This week we’ve seen both the Nasdaq and S&P running into resistance around all-time highs. If we do some more digging, it’s fairly obvious these indexes are being held up by a few big names like MSFT, TSLA and GOOGL. The indexes aren’t weighted equally, a few large companies account for the majority of the indexes price action. When we go through charts of some smaller, or less weighted, companies we can see that most of the tech names have been pulling back despite the indexes near highs. This is a red flag that says to me, things aren’t as strong as they seem. This isn’t necessarily a signal to me to start selling, but as I mentioned, this is another sign that I need to sit back and just ride the wave.
An easy way we can look at the action under the hood of the indexes is to look at equal weighted ETFs. QQQE is the Invesco Equal Weighted Nasdaq ETF. Below we can see how, despite a pretty strong few days on the regular QQQ, most of the market has been pulling back. I’ve drawn the current Darvas box on this chart. A Darvas box is a technique of technical analysis invented by Nicolas Darvas in the 1950s. A box can be identified by finding the current support and resistance area. Usually, running into resistance at the top of the box often leads to a retest of the bottom of the box. Luckily for QQQE, all of its moving averages are inside it’s box, not too far from current price.

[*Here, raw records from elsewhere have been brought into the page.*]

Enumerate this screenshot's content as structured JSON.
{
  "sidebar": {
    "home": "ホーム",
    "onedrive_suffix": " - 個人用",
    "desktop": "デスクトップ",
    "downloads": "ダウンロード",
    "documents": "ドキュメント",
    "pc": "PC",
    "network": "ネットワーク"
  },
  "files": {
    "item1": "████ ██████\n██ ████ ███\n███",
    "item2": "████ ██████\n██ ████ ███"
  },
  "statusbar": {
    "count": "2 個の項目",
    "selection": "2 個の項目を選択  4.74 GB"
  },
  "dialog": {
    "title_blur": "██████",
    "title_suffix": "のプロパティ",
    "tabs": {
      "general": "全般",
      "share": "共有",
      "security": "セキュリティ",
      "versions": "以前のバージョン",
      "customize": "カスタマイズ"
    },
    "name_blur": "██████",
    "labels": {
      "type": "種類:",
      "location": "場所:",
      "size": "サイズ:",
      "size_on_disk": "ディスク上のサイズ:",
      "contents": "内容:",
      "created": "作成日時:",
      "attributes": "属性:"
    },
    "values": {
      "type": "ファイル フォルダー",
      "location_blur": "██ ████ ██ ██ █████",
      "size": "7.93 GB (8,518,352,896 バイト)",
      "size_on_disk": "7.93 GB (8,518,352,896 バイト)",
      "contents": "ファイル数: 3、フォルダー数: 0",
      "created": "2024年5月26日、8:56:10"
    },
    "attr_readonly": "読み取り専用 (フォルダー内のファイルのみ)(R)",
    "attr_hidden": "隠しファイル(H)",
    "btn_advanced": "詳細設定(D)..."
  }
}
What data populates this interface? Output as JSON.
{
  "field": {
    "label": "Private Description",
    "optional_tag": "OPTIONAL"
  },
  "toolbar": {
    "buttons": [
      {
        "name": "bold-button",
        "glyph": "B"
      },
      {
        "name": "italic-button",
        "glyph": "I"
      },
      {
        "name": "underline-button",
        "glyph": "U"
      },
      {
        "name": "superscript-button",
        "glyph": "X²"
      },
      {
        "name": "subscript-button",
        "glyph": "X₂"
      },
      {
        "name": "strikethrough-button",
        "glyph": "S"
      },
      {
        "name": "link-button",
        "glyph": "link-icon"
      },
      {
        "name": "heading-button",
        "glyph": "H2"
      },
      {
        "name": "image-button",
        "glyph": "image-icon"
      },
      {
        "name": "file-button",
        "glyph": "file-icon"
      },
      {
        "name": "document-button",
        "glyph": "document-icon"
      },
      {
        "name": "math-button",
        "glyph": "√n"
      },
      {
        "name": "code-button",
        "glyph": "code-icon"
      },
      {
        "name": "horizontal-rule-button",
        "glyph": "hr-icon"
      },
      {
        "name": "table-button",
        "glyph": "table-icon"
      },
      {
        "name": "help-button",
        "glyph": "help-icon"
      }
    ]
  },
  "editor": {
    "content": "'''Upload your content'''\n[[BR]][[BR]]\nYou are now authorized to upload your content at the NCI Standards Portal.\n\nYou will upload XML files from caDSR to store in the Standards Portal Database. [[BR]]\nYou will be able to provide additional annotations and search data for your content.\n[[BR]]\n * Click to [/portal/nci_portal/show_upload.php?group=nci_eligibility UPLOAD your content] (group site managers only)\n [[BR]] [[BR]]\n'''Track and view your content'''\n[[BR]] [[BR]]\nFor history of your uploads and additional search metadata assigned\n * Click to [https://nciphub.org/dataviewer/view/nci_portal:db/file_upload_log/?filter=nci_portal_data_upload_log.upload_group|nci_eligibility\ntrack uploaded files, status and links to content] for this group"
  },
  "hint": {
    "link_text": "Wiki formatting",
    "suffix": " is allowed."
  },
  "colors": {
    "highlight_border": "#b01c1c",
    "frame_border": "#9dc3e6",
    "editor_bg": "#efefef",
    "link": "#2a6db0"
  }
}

I would like to see it continue to hold this 10EMA (yellow), notice how this moving average lines up with a previous area of resistance.
Another thing to watch is the price action of Bitcoin. As of writing on Thursday, BTC is stuck in a declining range between its 10 and 21 EMAs. This could potentially be a dangerous area if it continues to struggle to surpass the 10EMA. To me, BTC looks more like a cup+handle than it looks like a topping pattern. If you are unsure what a cup+handle pattern is, check out my description of it at the bottom of the Week 10 newsletter. With both Bitcoin and the traditional market indexes near highs, this is a potentially huge opportunity for our crypto-exposed stocks.
In my opinion my top crypto-exposed names are mostly unchanged from last week: HUT, SI, COIN and MARA are still performing well. I would also add BITQ to this list. There are a couple other names to be watching too.
VYGVF: Voyager Digital had a huge day Thursday up almost 37% on +475% volume. This is on news of Mark Cuban and the Dallas Mavericks signing a 5 year partnership with Voyager. Anytime we see price up on massive volume it’s something we should keep an eye on. It should be noted that VYGVF has been in a downtrend for almost 7 months. Stocks that bounce while in a downtrend are much more likely to see gains sold as people who’ve held it downwards see an opportunity to get out of some of their stock. This is why I consider this a stock to watch, not something I’m ready to be buying yet.
BRPHF: Galaxy Digital also has had a huge week, up 46% on the week as of the time of writing. Thursday, BRPHF was up 17% on +147% volume. There were a variety of bullish news articles posted about Galaxy this week. But basing investing decisions on news stories is a losing game, yet I do find it beneficial to know what’s going on in the company. At the end of the day, price is what pays. Big price increases on volume is a sign of institutional accumulation. I wouldn’t want to be buying here as it's already up huge on the week and is now extended. This is something I’m watching to form a buyable continuation pattern.